Gay conversion therapy is something that is rightfully viewed as barbaric and wrong by most, but sadly it still happens.
One gay man by the name of Mathew Shurka has shared his experiences with so-called “conversion” therapy, and his tale is rather shocking. Mathew revealed that he went through half a decade of this “therapy”, and was even forbidden from speaking with his mother and sister.
He revealed how he spoke with counsellors both over the phone and face-to-face in four different US states, between the age of 16-21, in a bid to “cure” himself of being gay.
Mathew, who is currently working as an activist to end all conversion therapy, says he was told he was suffering from a “condition” called “same-sex attraction”, or SSA for short.
He said: “It made it sound like a disease. It was made to feel like a disease too, that I was suffering from.”
He was told in order to ‘cure’ his sexuality, he had to spend as much time with boys as possible in order to relate to them.
“This was so I didn’t pick up any feminine behaviour from girls. It meant I was banned from talking to my mum and sisters. It was extremely difficult to come home from school and not talk to them. The word uncomfortable doesn’t even describe it.”
“The therapists tried to teach me that there was no such thing as homosexuality and that it was a psychological condition that’s routed from some sort of childhood trauma. One of the psychotherapists I saw believed we are born innately heterosexual, but a childhood trauma we have been holding on to can become sexualised, or that your feelings are a response to that trauma.”
“He said the trauma can be something really subtle or something dramatic.

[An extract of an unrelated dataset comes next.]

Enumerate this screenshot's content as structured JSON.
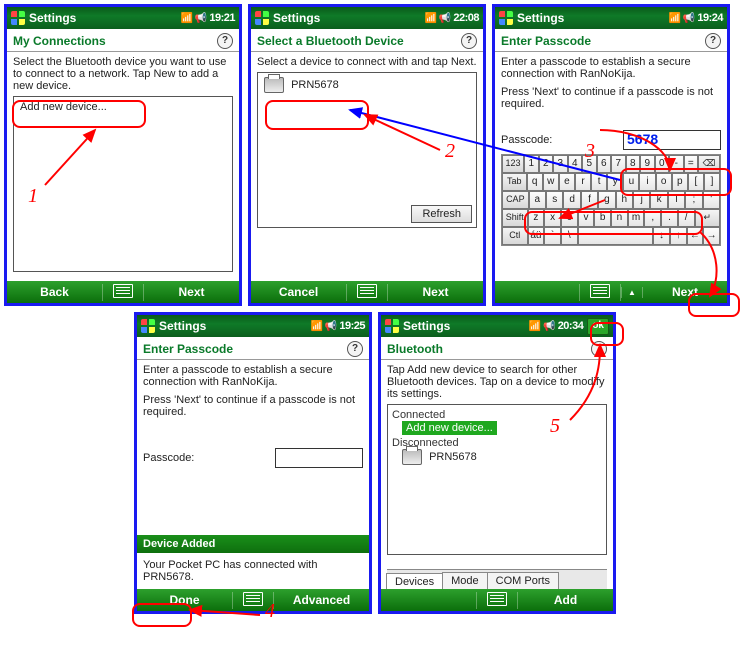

Therefore, it’s believed you have to heal this trauma through therapy and the attraction for the opposite sex will return because it’s ‘natural.’ They believed that, through therapy, you could ‘work on it.’ As the therapist searched we never found a specific trauma that occurred to me.”
“My mum didn’t agree with the therapy at all. She felt like she was losing me. I’d walk out the door in the morning and not say bye to her. But I was 16 and vulnerable, so listened to the advice of my therapists for a while.”
What undoubtedly contributed to his pain and confusion, was the fact that he grew up in a suburb of New York which was predominately Jewish. According to him, “homosexuality was not even something that was spoken about.”
The therapy began after Mathew confessed to his father that he was very confused about his sexuality, and at first things seemed to be alright.
“…one day I was on a drive with my father and he asked me what was wrong. I started hysterically crying and said, ‘I’m not sure what my sexuality is.’ We pulled over and he told me that he loved me no matter what, and that he was going to be there for me.”
“A few days later my dad began to panic and wanted to seek some help as he thought I would live a difficult life as a gay man in our society. Through research, he came across a man who practised conversion therapy. The therapist said there was no such thing as homosexuality, and that it was a physical condition that’s routed from some sort of childhood trauma.”
“He believed that, through therapy, you could work on it. My father presented this to me. I was forced into conversion therapy through fear of the condition of my own life. My father was afraid I would live a horrible life as a gay man in society.”
Thankfully, Mathew left the “conversion” therapy after five years, and eventually made peace with his father. He is now an ambassador for the #bornperfect campaign with the National Center for Lesbian Rights.